The premier’s demand comes after he declared the original offer of $60 million from the federal government, as part of a state-federal package of $100 million, inadequate.
That package included a suggested $8 million from SA, $12 million from Victoria and $20 million from Holden.
But Mr Weatherill says his government is willing to provide at least $50 million and, on that basis, the federal government should be providing about $375 million.
He says the support should come from the money the government saved by slashing assistance to the auto sector.
“We’re not having them making a profit from the closure of Holden,” Mr Weatherill said.
“We want them to quarantine that money and use that for South Australia and Victoria to take the necessary steps to transform their economies.”

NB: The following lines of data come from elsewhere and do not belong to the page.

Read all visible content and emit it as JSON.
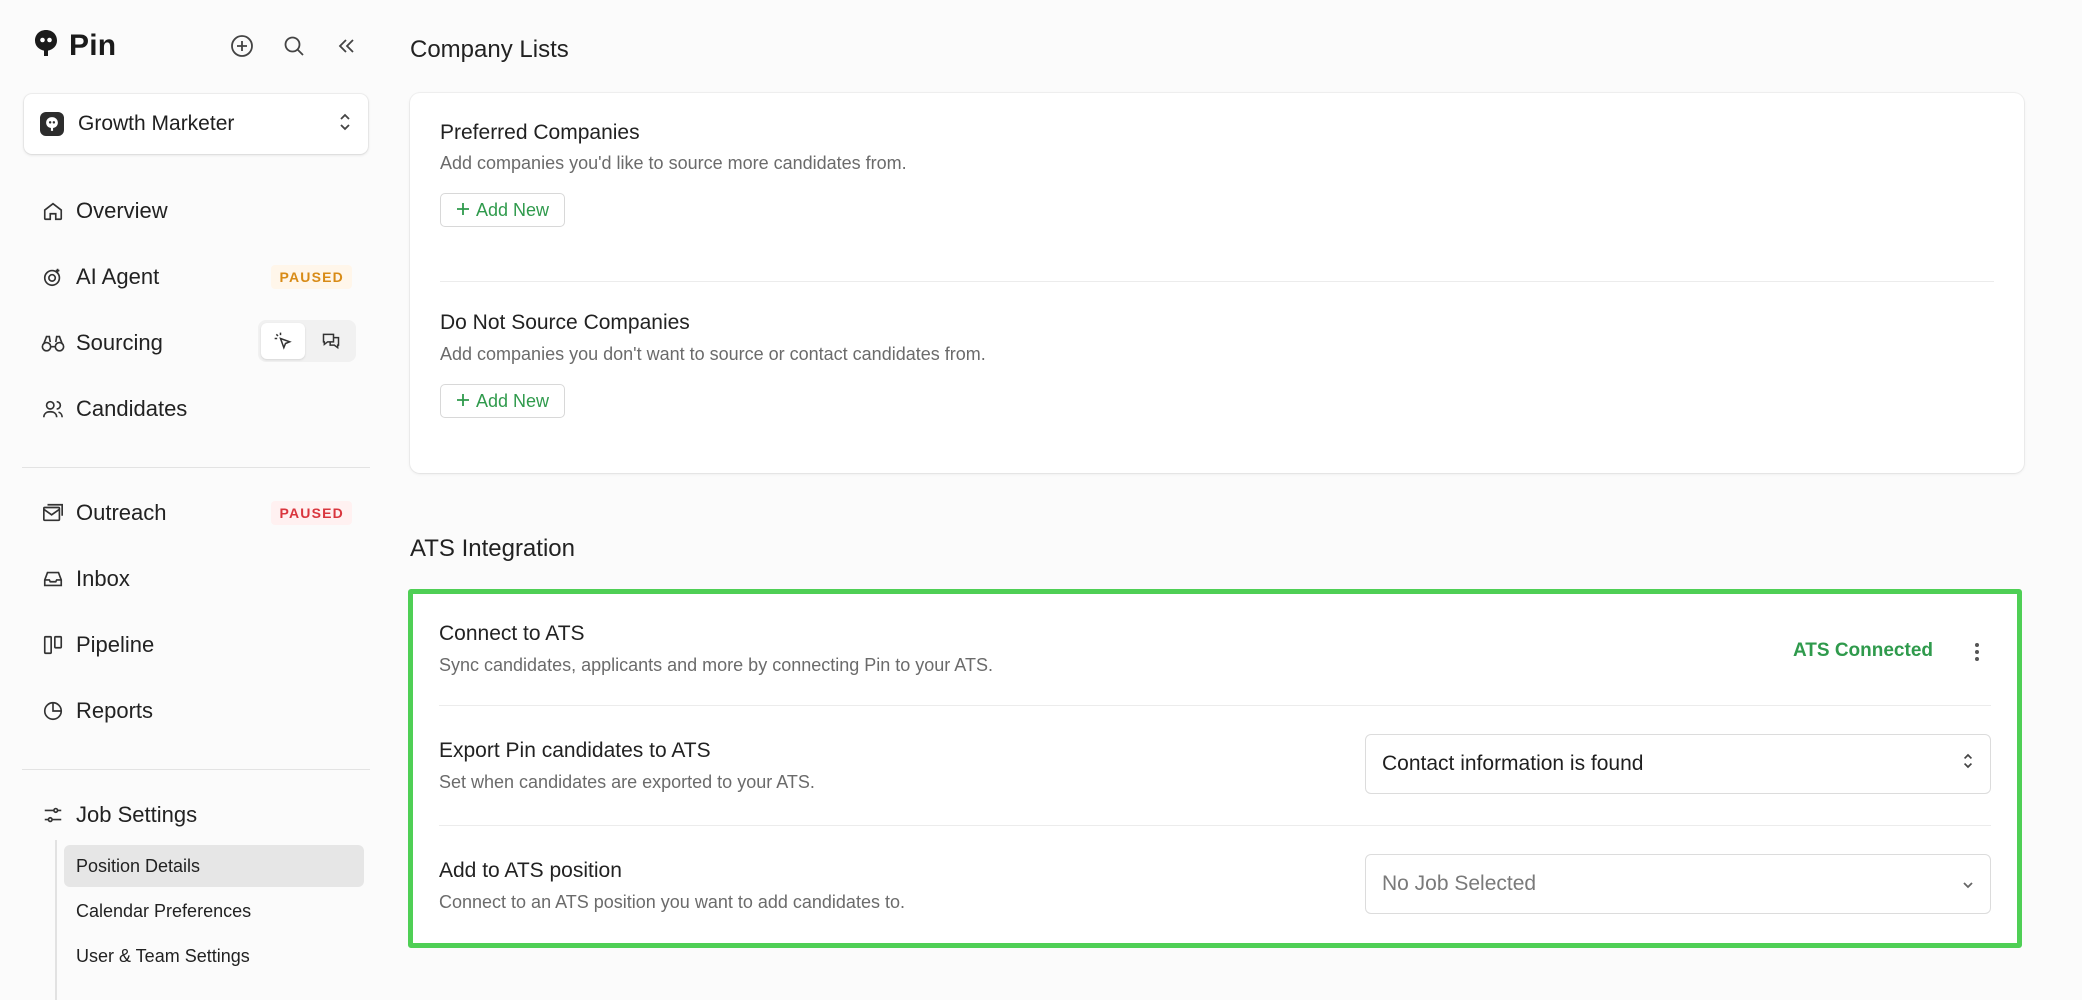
{
  "app": {
    "name": "Pin"
  },
  "job": {
    "name": "Growth Marketer"
  },
  "nav": {
    "overview": "Overview",
    "ai_agent": "AI Agent",
    "ai_agent_badge": "PAUSED",
    "sourcing": "Sourcing",
    "candidates": "Candidates",
    "outreach": "Outreach",
    "outreach_badge": "PAUSED",
    "inbox": "Inbox",
    "pipeline": "Pipeline",
    "reports": "Reports",
    "job_settings": "Job Settings",
    "sub": [
      "Position Details",
      "Calendar Preferences",
      "User & Team Settings"
    ]
  },
  "company_lists": {
    "title": "Company Lists",
    "preferred": {
      "title": "Preferred Companies",
      "desc": "Add companies you'd like to source more candidates from.",
      "button": "Add New"
    },
    "do_not_source": {
      "title": "Do Not Source Companies",
      "desc": "Add companies you don't want to source or contact candidates from.",
      "button": "Add New"
    }
  },
  "ats": {
    "title": "ATS Integration",
    "connect": {
      "title": "Connect to ATS",
      "desc": "Sync candidates, applicants and more by connecting Pin to your ATS.",
      "status": "ATS Connected"
    },
    "export": {
      "title": "Export Pin candidates to ATS",
      "desc": "Set when candidates are exported to your ATS.",
      "value": "Contact information is found"
    },
    "position": {
      "title": "Add to ATS position",
      "desc": "Connect to an ATS position you want to add candidates to.",
      "value": "No Job Selected"
    }
  },
  "colors": {
    "accent_green": "#2f9a4c",
    "highlight_border": "#4fcf55",
    "paused_orange": "#d88b16",
    "paused_red": "#d9363e"
  }
}
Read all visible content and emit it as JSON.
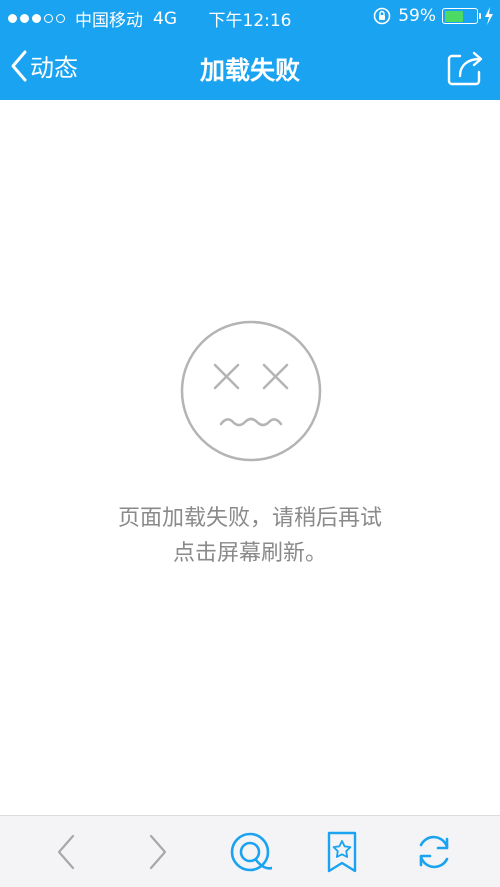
{
  "status_bar": {
    "carrier": "中国移动",
    "network": "4G",
    "time": "下午12:16",
    "battery_percent": "59%",
    "battery_level": 0.59,
    "signal_bars": 3,
    "signal_total": 5
  },
  "nav": {
    "back_label": "动态",
    "title": "加载失败"
  },
  "error": {
    "line1": "页面加载失败，请稍后再试",
    "line2": "点击屏幕刷新。"
  },
  "colors": {
    "accent": "#1aa3f0",
    "battery_fill": "#4cd964",
    "message_text": "#8a8a8a"
  },
  "toolbar": {
    "icons": [
      "back-arrow-icon",
      "forward-arrow-icon",
      "browser-home-icon",
      "bookmark-star-icon",
      "refresh-icon"
    ]
  }
}
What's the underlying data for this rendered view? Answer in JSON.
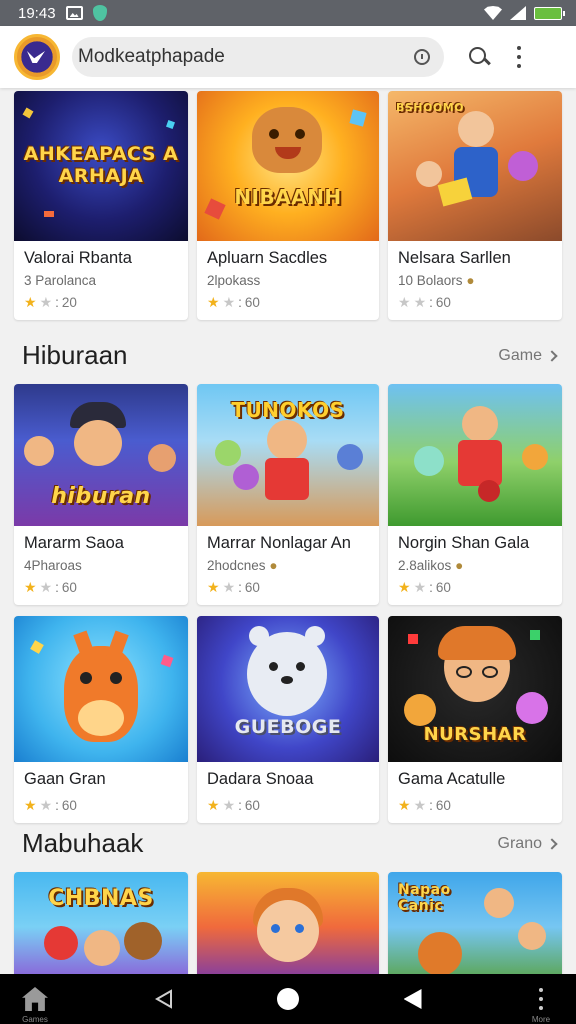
{
  "status_bar": {
    "time": "19:43"
  },
  "app_bar": {
    "search_text": "Modkeatphapade"
  },
  "sections": [
    {
      "title": "",
      "more": "",
      "cards": [
        {
          "thumb_text": "AHKEAPACS A ARHAJA",
          "title": "Valorai Rbanta",
          "sub": "3 Parolanca",
          "rating": "20"
        },
        {
          "thumb_text": "NIBAANH",
          "title": "Apluarn Sacdles",
          "sub": "2lpokass",
          "rating": "60"
        },
        {
          "thumb_text": "BSHOOMO",
          "title": "Nelsara Sarllen",
          "sub": "10 Bolaors",
          "rating": "60"
        }
      ]
    },
    {
      "title": "Hiburaan",
      "more": "Game",
      "cards": [
        {
          "thumb_text": "hiburan",
          "title": "Mararm Saoa",
          "sub": "4Pharoas",
          "rating": "60"
        },
        {
          "thumb_text": "TUNOKOS",
          "title": "Marrar Nonlagar An",
          "sub": "2hodcnes",
          "rating": "60"
        },
        {
          "thumb_text": "",
          "title": "Norgin Shan Gala",
          "sub": "2.8alikos",
          "rating": "60"
        },
        {
          "thumb_text": "",
          "title": "Gaan Gran",
          "sub": "",
          "rating": "60"
        },
        {
          "thumb_text": "GUEBOGE",
          "title": "Dadara Snoaa",
          "sub": "",
          "rating": "60"
        },
        {
          "thumb_text": "NURSHAR",
          "title": "Gama Acatulle",
          "sub": "",
          "rating": "60"
        }
      ]
    },
    {
      "title": "Mabuhaak",
      "more": "Grano",
      "cards": [
        {
          "thumb_text": "CHBNAS",
          "title": "",
          "sub": "",
          "rating": ""
        },
        {
          "thumb_text": "",
          "title": "",
          "sub": "",
          "rating": ""
        },
        {
          "thumb_text": "Napao Canic",
          "title": "",
          "sub": "",
          "rating": ""
        }
      ]
    }
  ],
  "nav_bar": {
    "home_label": "Games",
    "more_label": "More"
  },
  "colors": {
    "star": "#f2b21c",
    "status_bar": "#5f6268",
    "battery": "#6abf3f"
  },
  "icons": [
    "app-logo-icon",
    "clock-icon",
    "search-icon",
    "more-vert-icon",
    "home-icon",
    "back-icon",
    "home-circle-icon",
    "recent-icon"
  ]
}
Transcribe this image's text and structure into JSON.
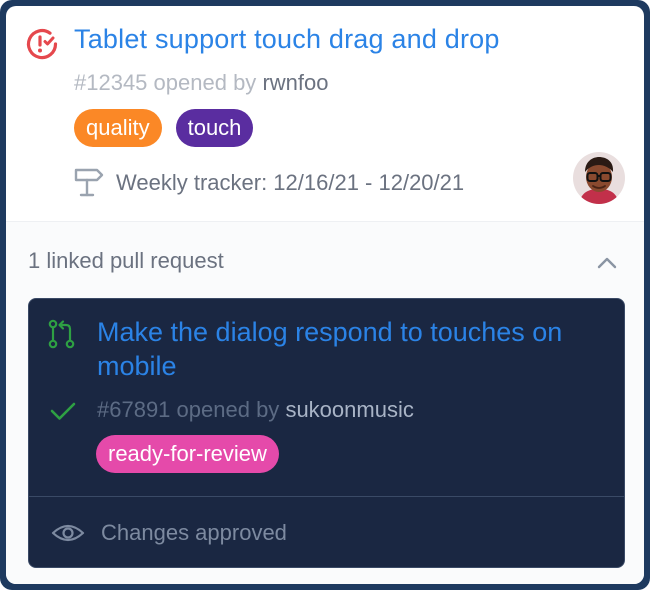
{
  "issue": {
    "title": "Tablet support touch drag and drop",
    "number": "#12345",
    "opened_by_text": "opened by",
    "author": "rwnfoo",
    "labels": [
      {
        "name": "quality",
        "color": "#fb8826"
      },
      {
        "name": "touch",
        "color": "#5a2da0"
      }
    ],
    "milestone": "Weekly tracker: 12/16/21 - 12/20/21",
    "icons": {
      "status": "issue-in-progress-icon",
      "milestone": "signpost-icon",
      "assignee": "avatar"
    }
  },
  "linked": {
    "count_label": "1 linked pull request",
    "toggle_icon": "chevron-up-icon"
  },
  "pull_request": {
    "title": "Make the dialog respond to touches on mobile",
    "number": "#67891",
    "opened_by_text": "opened by",
    "author": "sukoonmusic",
    "label": "ready-for-review",
    "label_color": "#e54aaa",
    "status": "Changes approved",
    "icons": {
      "pr": "pull-request-icon",
      "check": "check-icon",
      "status": "eye-icon"
    }
  },
  "colors": {
    "accent": "#2b83e6",
    "frame": "#1e3a5f",
    "pr_background": "#1a2742",
    "success": "#2ea043",
    "danger": "#e5484d"
  }
}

The premier hosted two meetings on Monday with industry leaders and major employers in SA, including BHP Billiton and Santos, to brainstorm ideas to overcome the loss of Holden’s car-making operations by the end of 2017.
Mr Weatherill says the loss of Holden is a major challenge for the state, but one it can overcome by helping other companies and industries accelerate their plans for growth.
He says the government will consider providing financial support and assistance with access to credit amid fears the crisis over the loss of Holden may lead to banks refusing to lend to local companies.
“Unless we grasp this as an opportunity and spread confidence about the South Australian economy, we could find us in a scenario where banks choose to stop lending to South Australian businesses,” the premier said.